He has been an internationally recognized collector of contemporary and vintage photographic works for over twenty years. Numerous publications, including Art and Antiques and the Art Market Guide, have named David as a top-100 American collector. In 2008, Worth Magazine profiled his collecting habits. In 2007, the Cleveland Museum of Art acquired and was gifted a portion of his surrealist and modernist photography collection. The exhibition, Forbidden Games; Surrealist and Modernist Photography, The David Raymond Collection opened in the fall of 2014-2015 at the CMA and a catalogue was co-published by the CMA and Yale University Press. From 2000-2004, he served as an advisor to the Getty Museum and helped them put together their Dorothea Lange and Manuel Alvarez Bravo collections. In 2006, he served as the Artistic Director for Magnum Photo's Paris Photo presence. He was a portfolio reviewer and lecturer at the 2008 Festival de la Luz in Buenos Aires, Fotofest 2010 and 2012 in Houston and the MIA fair in Milan in 2013. David creates art in addition to collecting and supporting it. He is both a photographer and a video maker and his video works have been shown in New York, Paris, Berlin, Los Angeles and Miami. In 2011, a show of his conceptual work, Other People's Pictures was exhibited at the Centro Cultural Borges in Buenos Aires and in 2014 at the Western Carolina University Art Museum. In addition, David has lectured around the world on the subjects of collecting and the art market. He has appeared at the Ministry of Culture in Paris, Art Miami, Lincoln Center, the Festival de la Luz in Buenos Aires, Fotofocus in Cincinnati, Paris Photo and various other venues. In June 2016, he gave a lecture on surrealist photography and film at the new Black Mountain School.
David was a founding board member of Performa, which produces New York's performance art biennial and he is on the advisory board for the Manuel Alvarez Bravo Foundation.
Lea is a second-year undergraduate student pursuing a degree in Mass Communications and New Media. She is a film enthusiast and an aspiring filmmaker. Lea has spent time living in Asheville, and Raleigh, North Carolina as well as New York City. She has an eye for aesthetic and is well versed in the dialogue of cinema. Her skills include social media management, basic cinematography and editing.
Jethro is a cinematographer, director, photographer, writer and editor based in Asheville, North Carolina. His work is often published on The Guardian, Rolling Stone, Pitchfork, NPR, Spin, Billboard, Consequence of Sound, among multiple other publications.
Jethro has directed films for Angel Olsen, Matthew E. White, Flo Morrissey, Eric Slick, River Whyless, and a host of other musicians and artists. From documentary films to features, short features, music videos, and animations, he can often be found working in a myriad of roles on any given project: Director, Cinematographer, Editor, and Colorist.
D. FOREST GAMBLE

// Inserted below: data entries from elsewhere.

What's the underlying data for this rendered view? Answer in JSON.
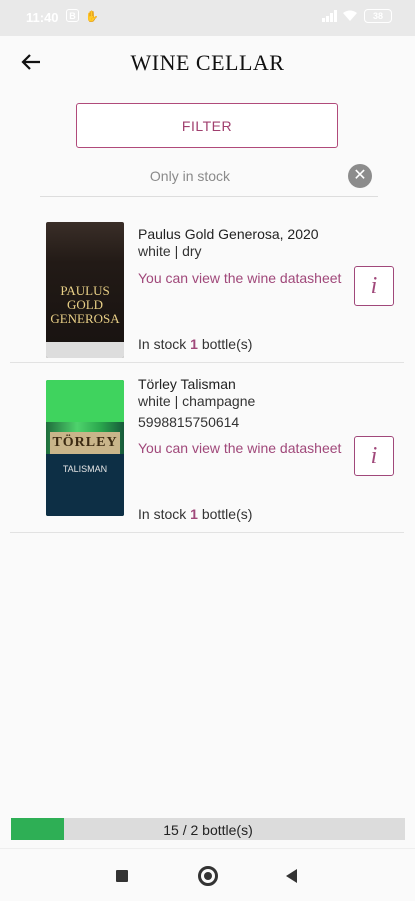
{
  "status_bar": {
    "time": "11:40",
    "icons": [
      "b-icon",
      "hand-icon",
      "signal-icon",
      "wifi-icon",
      "battery-icon"
    ],
    "battery": "38"
  },
  "app_bar": {
    "back_icon": "arrow-left-icon",
    "title": "WINE CELLAR"
  },
  "filter": {
    "button_label": "FILTER",
    "stock_filter_label": "Only in stock",
    "clear_icon": "close-circle-icon"
  },
  "wines": [
    {
      "name": "Paulus Gold Generosa, 2020",
      "type": "white | dry",
      "barcode": "",
      "datasheet_link": "You can view the wine datasheet",
      "stock_prefix": "In stock",
      "stock_count": "1",
      "stock_unit": "bottle(s)",
      "label_text": "PAULUS GOLD GENEROSA"
    },
    {
      "name": "Törley Talisman",
      "type": "white | champagne",
      "barcode": "5998815750614",
      "datasheet_link": "You can view the wine datasheet",
      "stock_prefix": "In stock",
      "stock_count": "1",
      "stock_unit": "bottle(s)",
      "label_text": "TÖRLEY",
      "label_subtext": "TALISMAN"
    }
  ],
  "progress": {
    "label": "15 / 2 bottle(s)",
    "fill_fraction": 0.135,
    "color": "#2eaf55"
  },
  "colors": {
    "accent": "#a0487a",
    "background": "#fafafa"
  },
  "nav": {
    "icons": [
      "recent-apps-icon",
      "home-icon",
      "back-icon"
    ]
  }
}
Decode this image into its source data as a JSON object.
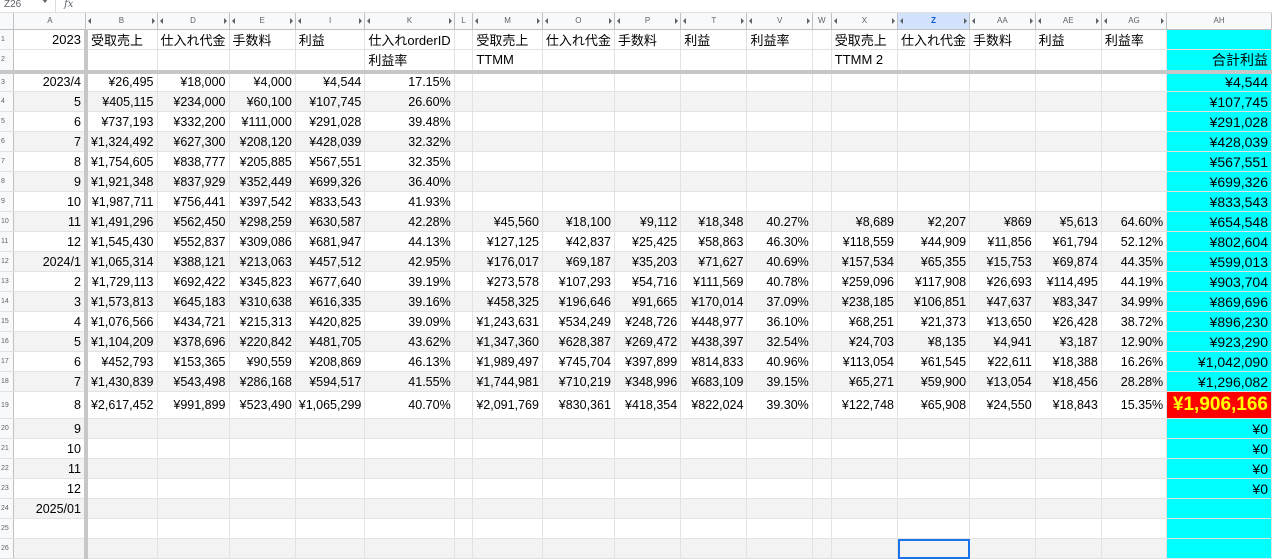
{
  "formula_bar": {
    "cell_ref": "Z26",
    "fx_symbol": "fx",
    "formula": ""
  },
  "columns": [
    "A",
    "B",
    "D",
    "E",
    "I",
    "K",
    "L",
    "M",
    "O",
    "P",
    "T",
    "V",
    "W",
    "X",
    "Z",
    "AA",
    "AE",
    "AG",
    "AH"
  ],
  "selected_column": "Z",
  "header": {
    "year": "2023",
    "g1": {
      "sales": "受取売上",
      "purchase": "仕入れ代金",
      "fee": "手数料",
      "profit": "利益",
      "order_id": "仕入れorderID",
      "rate": "利益率"
    },
    "g2": {
      "sales": "受取売上",
      "purchase": "仕入れ代金",
      "fee": "手数料",
      "profit": "利益",
      "rate": "利益率",
      "name": "TTMM"
    },
    "g3": {
      "sales": "受取売上",
      "purchase": "仕入れ代金",
      "fee": "手数料",
      "profit": "利益",
      "rate": "利益率",
      "name": "TTMM 2"
    },
    "total": "合計利益"
  },
  "rows": [
    {
      "r": "3",
      "m": "2023/4",
      "v": [
        "¥26,495",
        "¥18,000",
        "¥4,000",
        "¥4,544",
        "17.15%",
        "",
        "",
        "",
        "",
        "",
        "",
        "",
        "",
        "",
        "",
        ""
      ],
      "t": "¥4,544"
    },
    {
      "r": "4",
      "m": "5",
      "v": [
        "¥405,115",
        "¥234,000",
        "¥60,100",
        "¥107,745",
        "26.60%",
        "",
        "",
        "",
        "",
        "",
        "",
        "",
        "",
        "",
        "",
        ""
      ],
      "t": "¥107,745"
    },
    {
      "r": "5",
      "m": "6",
      "v": [
        "¥737,193",
        "¥332,200",
        "¥111,000",
        "¥291,028",
        "39.48%",
        "",
        "",
        "",
        "",
        "",
        "",
        "",
        "",
        "",
        "",
        ""
      ],
      "t": "¥291,028"
    },
    {
      "r": "6",
      "m": "7",
      "v": [
        "¥1,324,492",
        "¥627,300",
        "¥208,120",
        "¥428,039",
        "32.32%",
        "",
        "",
        "",
        "",
        "",
        "",
        "",
        "",
        "",
        "",
        ""
      ],
      "t": "¥428,039"
    },
    {
      "r": "7",
      "m": "8",
      "v": [
        "¥1,754,605",
        "¥838,777",
        "¥205,885",
        "¥567,551",
        "32.35%",
        "",
        "",
        "",
        "",
        "",
        "",
        "",
        "",
        "",
        "",
        ""
      ],
      "t": "¥567,551"
    },
    {
      "r": "8",
      "m": "9",
      "v": [
        "¥1,921,348",
        "¥837,929",
        "¥352,449",
        "¥699,326",
        "36.40%",
        "",
        "",
        "",
        "",
        "",
        "",
        "",
        "",
        "",
        "",
        ""
      ],
      "t": "¥699,326"
    },
    {
      "r": "9",
      "m": "10",
      "v": [
        "¥1,987,711",
        "¥756,441",
        "¥397,542",
        "¥833,543",
        "41.93%",
        "",
        "",
        "",
        "",
        "",
        "",
        "",
        "",
        "",
        "",
        ""
      ],
      "t": "¥833,543"
    },
    {
      "r": "10",
      "m": "11",
      "v": [
        "¥1,491,296",
        "¥562,450",
        "¥298,259",
        "¥630,587",
        "42.28%",
        "¥45,560",
        "¥18,100",
        "¥9,112",
        "¥18,348",
        "40.27%",
        "¥8,689",
        "¥2,207",
        "¥869",
        "¥5,613",
        "64.60%"
      ],
      "t": "¥654,548"
    },
    {
      "r": "11",
      "m": "12",
      "v": [
        "¥1,545,430",
        "¥552,837",
        "¥309,086",
        "¥681,947",
        "44.13%",
        "¥127,125",
        "¥42,837",
        "¥25,425",
        "¥58,863",
        "46.30%",
        "¥118,559",
        "¥44,909",
        "¥11,856",
        "¥61,794",
        "52.12%"
      ],
      "t": "¥802,604"
    },
    {
      "r": "12",
      "m": "2024/1",
      "v": [
        "¥1,065,314",
        "¥388,121",
        "¥213,063",
        "¥457,512",
        "42.95%",
        "¥176,017",
        "¥69,187",
        "¥35,203",
        "¥71,627",
        "40.69%",
        "¥157,534",
        "¥65,355",
        "¥15,753",
        "¥69,874",
        "44.35%"
      ],
      "t": "¥599,013"
    },
    {
      "r": "13",
      "m": "2",
      "v": [
        "¥1,729,113",
        "¥692,422",
        "¥345,823",
        "¥677,640",
        "39.19%",
        "¥273,578",
        "¥107,293",
        "¥54,716",
        "¥111,569",
        "40.78%",
        "¥259,096",
        "¥117,908",
        "¥26,693",
        "¥114,495",
        "44.19%"
      ],
      "t": "¥903,704"
    },
    {
      "r": "14",
      "m": "3",
      "v": [
        "¥1,573,813",
        "¥645,183",
        "¥310,638",
        "¥616,335",
        "39.16%",
        "¥458,325",
        "¥196,646",
        "¥91,665",
        "¥170,014",
        "37.09%",
        "¥238,185",
        "¥106,851",
        "¥47,637",
        "¥83,347",
        "34.99%"
      ],
      "t": "¥869,696"
    },
    {
      "r": "15",
      "m": "4",
      "v": [
        "¥1,076,566",
        "¥434,721",
        "¥215,313",
        "¥420,825",
        "39.09%",
        "¥1,243,631",
        "¥534,249",
        "¥248,726",
        "¥448,977",
        "36.10%",
        "¥68,251",
        "¥21,373",
        "¥13,650",
        "¥26,428",
        "38.72%"
      ],
      "t": "¥896,230"
    },
    {
      "r": "16",
      "m": "5",
      "v": [
        "¥1,104,209",
        "¥378,696",
        "¥220,842",
        "¥481,705",
        "43.62%",
        "¥1,347,360",
        "¥628,387",
        "¥269,472",
        "¥438,397",
        "32.54%",
        "¥24,703",
        "¥8,135",
        "¥4,941",
        "¥3,187",
        "12.90%"
      ],
      "t": "¥923,290"
    },
    {
      "r": "17",
      "m": "6",
      "v": [
        "¥452,793",
        "¥153,365",
        "¥90,559",
        "¥208,869",
        "46.13%",
        "¥1,989,497",
        "¥745,704",
        "¥397,899",
        "¥814,833",
        "40.96%",
        "¥113,054",
        "¥61,545",
        "¥22,611",
        "¥18,388",
        "16.26%"
      ],
      "t": "¥1,042,090"
    },
    {
      "r": "18",
      "m": "7",
      "v": [
        "¥1,430,839",
        "¥543,498",
        "¥286,168",
        "¥594,517",
        "41.55%",
        "¥1,744,981",
        "¥710,219",
        "¥348,996",
        "¥683,109",
        "39.15%",
        "¥65,271",
        "¥59,900",
        "¥13,054",
        "¥18,456",
        "28.28%"
      ],
      "t": "¥1,296,082"
    },
    {
      "r": "19",
      "m": "8",
      "v": [
        "¥2,617,452",
        "¥991,899",
        "¥523,490",
        "¥1,065,299",
        "40.70%",
        "¥2,091,769",
        "¥830,361",
        "¥418,354",
        "¥822,024",
        "39.30%",
        "¥122,748",
        "¥65,908",
        "¥24,550",
        "¥18,843",
        "15.35%"
      ],
      "t": "¥1,906,166",
      "highlight": true
    },
    {
      "r": "20",
      "m": "9",
      "v": [],
      "t": "¥0"
    },
    {
      "r": "21",
      "m": "10",
      "v": [],
      "t": "¥0"
    },
    {
      "r": "22",
      "m": "11",
      "v": [],
      "t": "¥0"
    },
    {
      "r": "23",
      "m": "12",
      "v": [],
      "t": "¥0"
    },
    {
      "r": "24",
      "m": "2025/01",
      "v": [],
      "t": ""
    },
    {
      "r": "25",
      "m": "",
      "v": [],
      "t": ""
    },
    {
      "r": "26",
      "m": "",
      "v": [],
      "t": ""
    }
  ],
  "colors": {
    "total_bg": "#00ffff",
    "highlight_bg": "#ff0000",
    "highlight_text": "#ffff00",
    "selection": "#1a73e8"
  }
}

D. Forest Gamble is an intern working on f/11 and be there. He is pursuing a degree in New Media (Video + Interaction Design) and German at the University of North Carolina at Asheville. When he is not in school or interning, Forest is hard at work as a filmmaker, animator, and interaction designer based in Asheville, NC and Reidsville, NC. He specializes in surreal, quirky humor that meshes well with his visual aesthetic.
He is the founder of Haagen-Amadeus Productions, the director of several short films, the author of the online novel Diner World, and the creator of the physical card game Satan on the Farm. His short films The Bush Shark and Best 90s Infomercial: Satan on the Farm were both featured at the Asheville Cat Fly Film Festival.

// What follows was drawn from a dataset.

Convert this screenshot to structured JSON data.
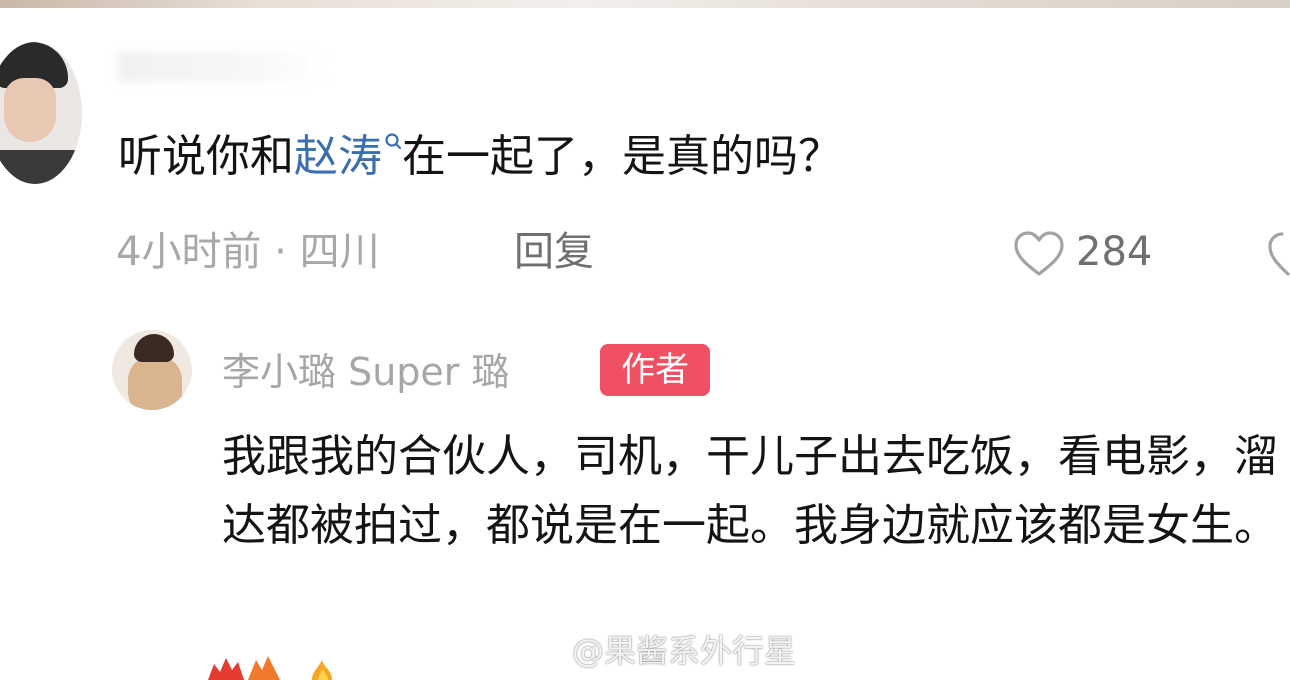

Forest is also the President of UNC Asheville's Cult Classic Club, an organization devoted to raising community awareness of transgressive niche films. Trash cinema and B-movies are two major influences on his creative body of work. His two favorite films are The Room by Tommy Wiseau and Mulholland Drive by David Lynch.